A subcategory of less common gram-negative rods includes nosocomial, or hospital acquired gram-negative rods such as ________ and ___________ .
A subcategory of less common gram-negative rods includes nosocomial, or hospital acquired gram-negative rods such as KLEBSIELLA and PSEUDOMONAS.
What are the best antibiotics for treating gram-negative infections?

_______ and ________ provide narrow coverage of aerobic gram-negative rods only. They are useful for almost all gram-negative infections, though are usually not used alone as empirical therapy due to their narrow spectrum.
AMINOGLYCOSIDES and AZTREONAM (MONOBACTAM) provide narrow coverage of aerobic gram-negative rods only. They are useful for almost all gram-negative infections, though are usually not used alone as empirical therapy due to their narrow spectrum.
What are the best antibiotics for treating gram-negative infections?

For situations where multiple types of organisms are possible, choose broader spectrum empirical therapy such as:
1.
2.
3.
4.
5.
For situations where multiple types of organisms are possible, choose broader spectrum empirical therapy such as:
1. quinolones (superb gram-negative coverage)
2. extended specturm penicillins (meziocillin, piperacillin and ticarcillin)
3. 3rd or 4th generation cephalosporins
4. imipenem
5. meropenem

Of this group, imipenem and meropenem have the broadest spectrum of activity including gram-positive organisms as well as aerobic and anaerobic gram-negative rods.
What are the best antibiotics for treating gram-negative infections?

Although it is tempting to always use the broadest antibiotics, in fact this wipes out _________ and ________.

Choose the narrowest spectrum possible and narrow therapy promptly when culture results are available.
Although it is tempting to always use the broadest antibiotics, in fact this wipes out NORMAL COLONIZING GUT AND VAGINAL FLORA.
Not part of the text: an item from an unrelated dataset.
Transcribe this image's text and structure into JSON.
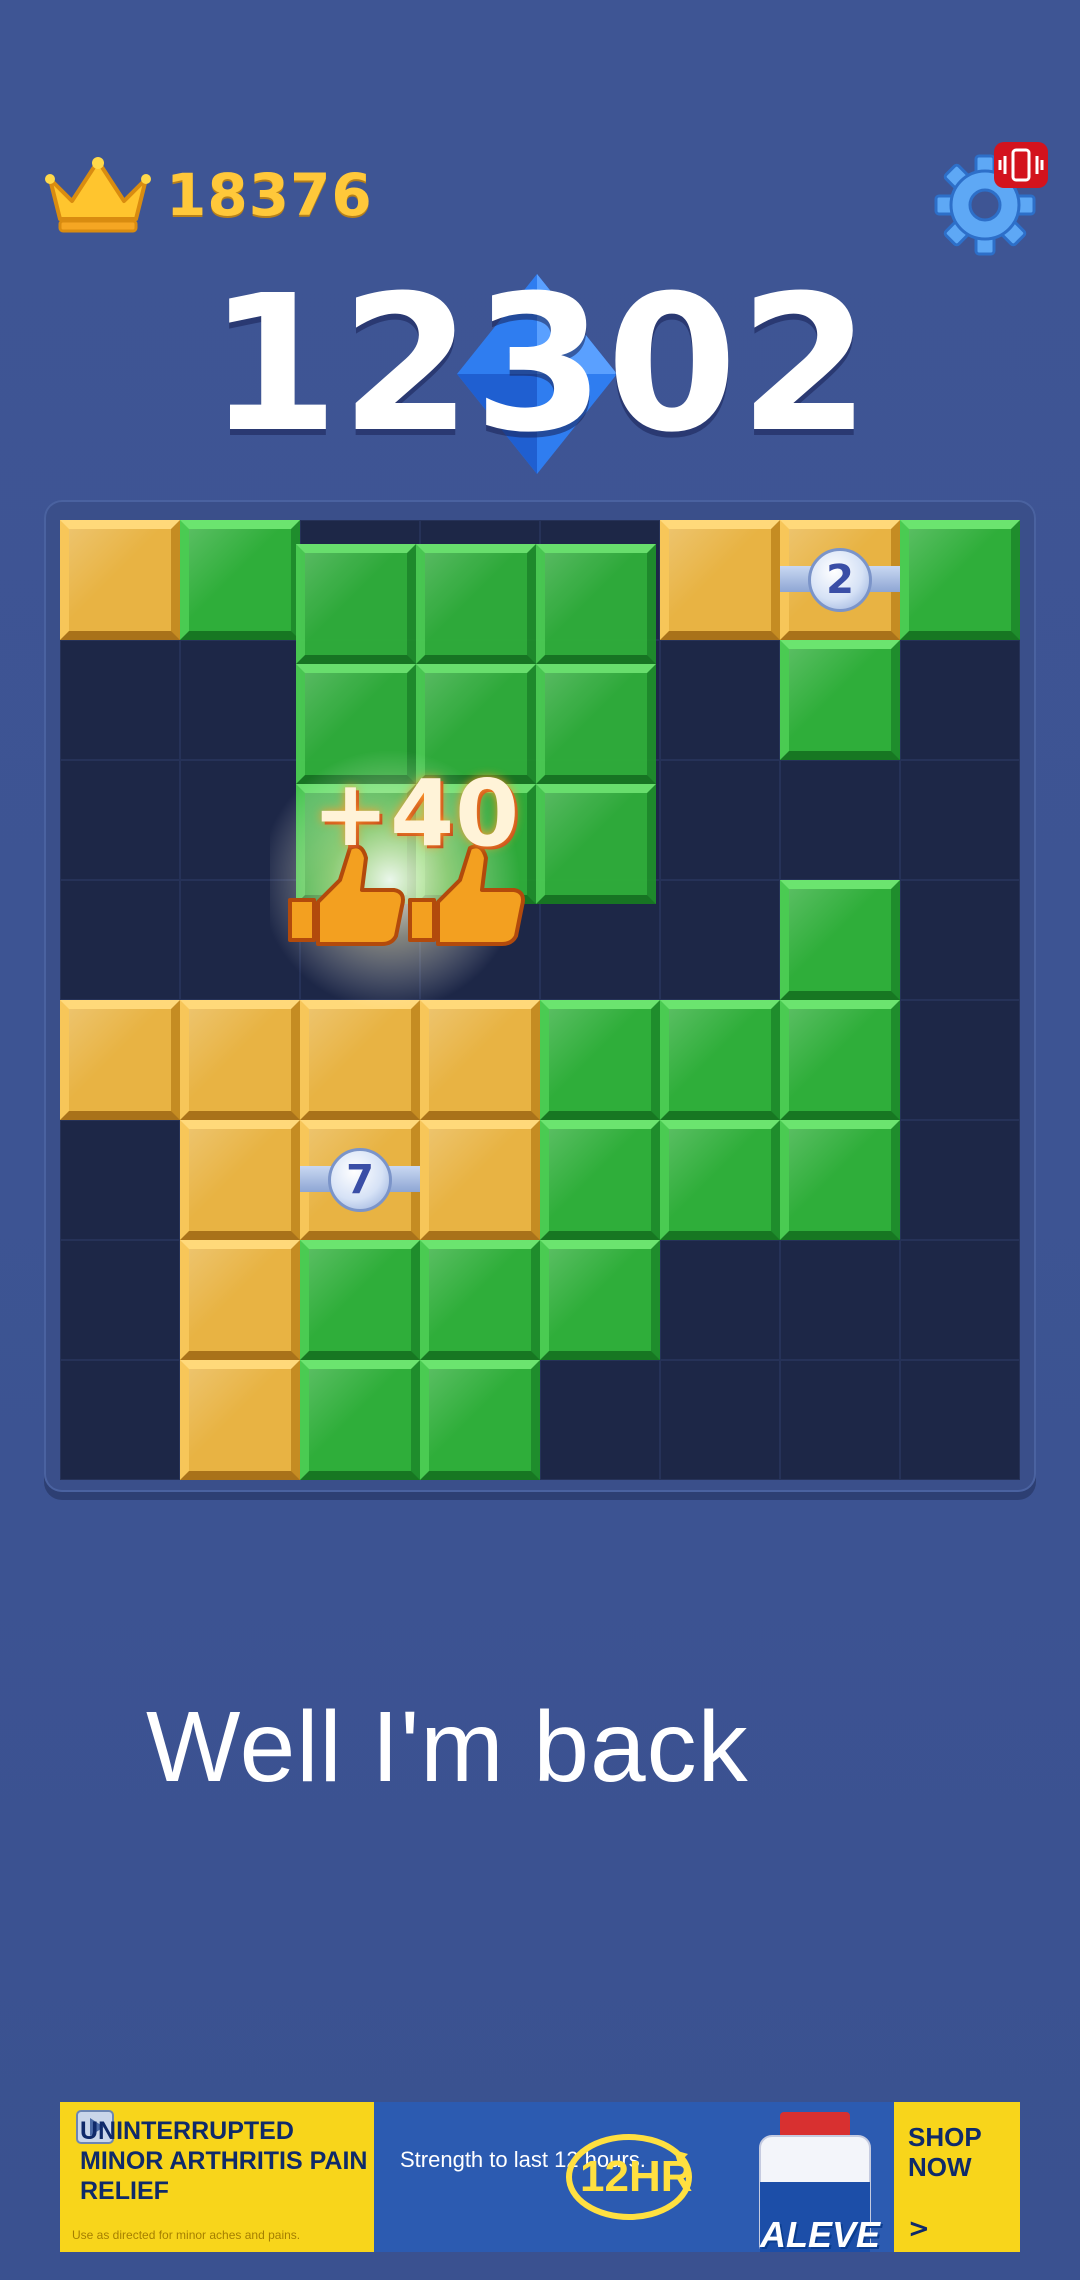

Choose the narrowest spectrum possible and narrow therapy promptly when culture results are available.
What antibiotics provide excellent coverage for anaerobic infections?

Anaerobes can be either gram-negative or gram-positive; and are distinguished by their inability to grow well in the presence of oxygen. Their response to antibiotics is unque.
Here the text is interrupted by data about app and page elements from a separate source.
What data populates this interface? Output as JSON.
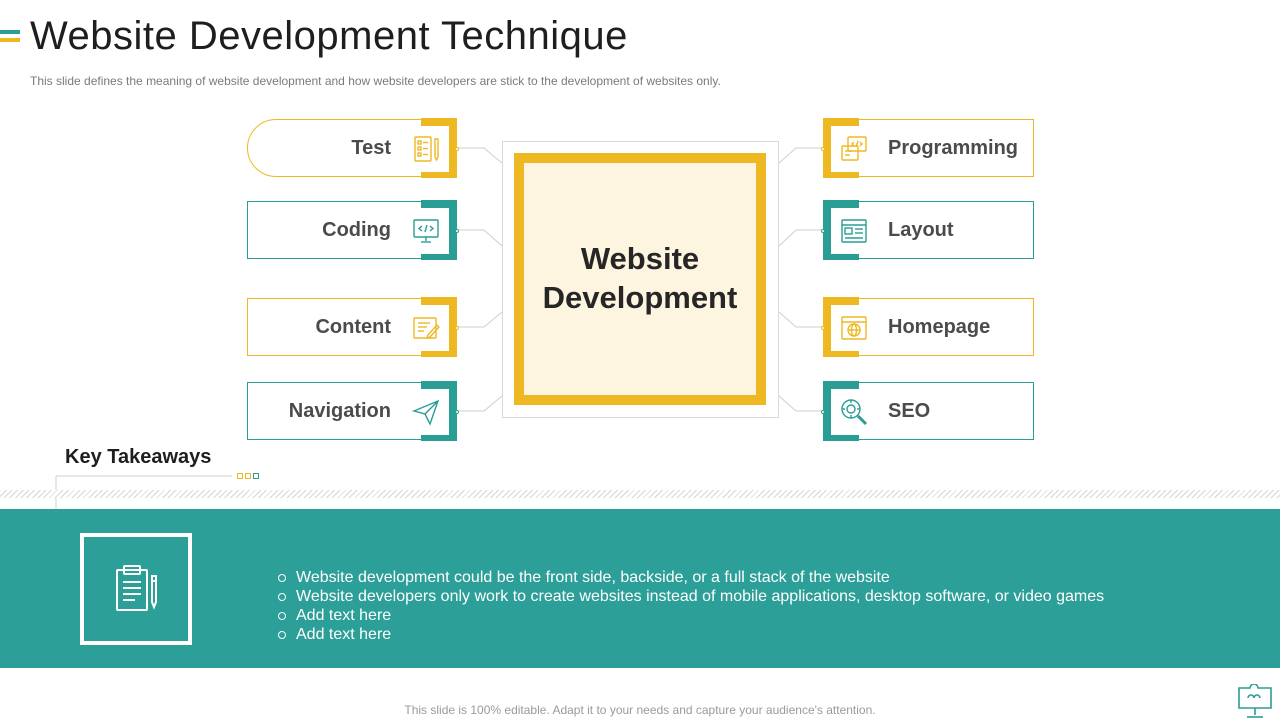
{
  "title": "Website Development Technique",
  "subtitle": "This slide defines the meaning of website development  and how website developers  are stick to the development  of websites only.",
  "center_label": "Website Development",
  "left_items": [
    {
      "label": "Test",
      "icon": "checklist-icon"
    },
    {
      "label": "Coding",
      "icon": "monitor-code-icon"
    },
    {
      "label": "Content",
      "icon": "document-edit-icon"
    },
    {
      "label": "Navigation",
      "icon": "paper-plane-icon"
    }
  ],
  "right_items": [
    {
      "label": "Programming",
      "icon": "code-window-icon"
    },
    {
      "label": "Layout",
      "icon": "layout-icon"
    },
    {
      "label": "Homepage",
      "icon": "globe-window-icon"
    },
    {
      "label": "SEO",
      "icon": "magnifier-gear-icon"
    }
  ],
  "key_takeaways": {
    "title": "Key Takeaways",
    "icon": "clipboard-icon",
    "bullets": [
      "Website development could be the front side, backside, or a full stack of the website",
      "Website developers only work to create websites instead of mobile applications, desktop software, or video games",
      "Add text here",
      "Add text here"
    ]
  },
  "footer": "This slide is 100% editable. Adapt it to your needs and capture your audience's attention.",
  "colors": {
    "yellow": "#eeb822",
    "teal": "#2a9d95",
    "band": "#2c9f98",
    "center_fill": "#fdf5df"
  }
}
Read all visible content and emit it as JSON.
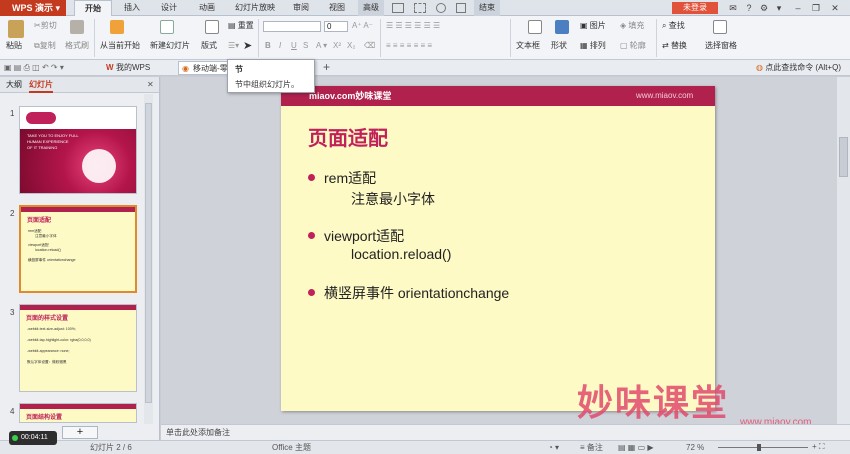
{
  "app": {
    "name": "WPS 演示",
    "login": "未登录"
  },
  "menu": {
    "tabs": [
      "开始",
      "插入",
      "设计",
      "动画",
      "幻灯片放映",
      "审阅",
      "视图",
      "高级",
      "",
      "",
      "",
      "",
      "",
      "",
      "结束"
    ]
  },
  "ribbon": {
    "paste": "粘贴",
    "cut": "剪切",
    "copy": "复制",
    "format_painter": "格式刷",
    "from_current": "从当前开始",
    "new_slide": "新建幻灯片",
    "layout": "版式",
    "reset": "重置",
    "section": "节",
    "font_size": "0",
    "text_box": "文本框",
    "shape": "形状",
    "picture": "图片",
    "fill": "填充",
    "arrange": "排列",
    "outline": "轮廓",
    "find": "查找",
    "replace": "替换",
    "select_pane": "选择窗格"
  },
  "tabbar": {
    "my_wps": "我的WPS",
    "doc_tab": "移动端-零",
    "search": "点此查找命令 (Alt+Q)"
  },
  "tooltip": {
    "title": "节",
    "desc": "节中组织幻灯片。"
  },
  "panel": {
    "outline_tab": "大纲",
    "slides_tab": "幻灯片",
    "thumbs": [
      {
        "num": "1",
        "text": [
          "TAKE YOU TO ENJOY FULL",
          "HUMAN EXPERIENCE",
          "OF IT TRAINING"
        ]
      },
      {
        "num": "2",
        "title": "页面适配",
        "lines": [
          "rem适配",
          "注意最小字体",
          "viewport适配",
          "location.reload()",
          "横竖屏事件 orientationchange"
        ]
      },
      {
        "num": "3",
        "title": "页面的样式设置",
        "lines": [
          "-webkit-text-size-adjust: 100%;",
          "-webkit-tap-highlight-color: rgba(0,0,0,0)",
          "-webkit-appearance: none;",
          "默认字体设置：微软雅黑"
        ]
      },
      {
        "num": "4",
        "title": "页面结构设置"
      }
    ]
  },
  "slide": {
    "brand": "miaov.com妙味课堂",
    "url": "www.miaov.com",
    "title": "页面适配",
    "bullets": [
      {
        "text": "rem适配",
        "sub": "注意最小字体"
      },
      {
        "text": "viewport适配",
        "sub": "location.reload()"
      },
      {
        "text": "横竖屏事件 orientationchange",
        "sub": ""
      }
    ]
  },
  "notes": {
    "placeholder": "单击此处添加备注"
  },
  "status": {
    "slide_counter": "幻灯片 2 / 6",
    "theme": "Office 主题",
    "notes_btn": "备注",
    "zoom": "72 %",
    "timer": "00:04:11"
  },
  "watermark": {
    "text": "妙味课堂",
    "url": "www.miaov.com"
  },
  "colors": {
    "accent": "#c0215a",
    "app_red": "#c43a1e",
    "slide_bg": "#fdfac5"
  }
}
Anaerobic infections of the mouth are generally sensitive to _________ or ___________ .

By contract, anaerobes of the GI tract (especially Bacteroides fragilis) manufacture B-lactamase, therefore these "below the diaphragm anaerobe are frequently resistent to penicillin. The best anaerobe drugs in this situation are:
1.
2.
3.
4.
5.
Anaerobic infections of the mouth are generally sensitive to PENICILLIN or AMPICILLIN.

By contract, anaerobes of the GI tract (especially Bacteroides fragilis) manufacture B-lactamase, therefore these "below the diaphragm" anaerobes are frequently resistent to penicillin. The best anaerobe drugs in this situation are:
1. clindamycin
2. metronidazole
3. penicillin derivative with B-lactamase
4. cefotetan/cefoxitin
5. meropenem/imipenem
Best Drugs for Anaerobes:
1.
2.
3.
4.
5.
Best drugs for Anaerobes

1. clindamycin
2. metronidazole
3. penicillin derivative with B-lactamase
4. cefotetan/cefoxitin
5. meropenem/imipenem
How do you treat enterococcal infections?

These are difficult to treat.
Penicillin, ampicillin, vancomycin and linezolid are options. Ampicillin has the most activity, but resistance is growing.

For enterococcal bacteremia, ________ are frequently combined with ampicillin or vancomycin for synergy. Only about one third of enterococcal strains are sensitive to _________ .
For enterococcal bacteremia, AMINOGLYCOSIDES are frequently combined with ampicillin or vancomycin for synergy. Only about one third of enterococcal strains are sensitive to AMINOGLYCOSIDES.
What drugs are best for the atypical organisms Legionella, Chlamydia, Mycoplasma?

ERYTHROMYCIN and TETRACYCLINE are the traditional drugs for these infections.

AZITHROMYCIN and CLARITHROMYCIN are new medications in the same class as ERYTHROMYCIN and are just as effective against atypical organisms with the benefit of less frequent dosing and fewer side effects, but the drawback of higher cost.
________ and _______ are the traditional drugs for these infections.

________ and _______ are new medications in the same class as ________ and are just as effective against atypical organisms with the benefit of less frequent dosing and fewer side effects, but the drawback of higher cost.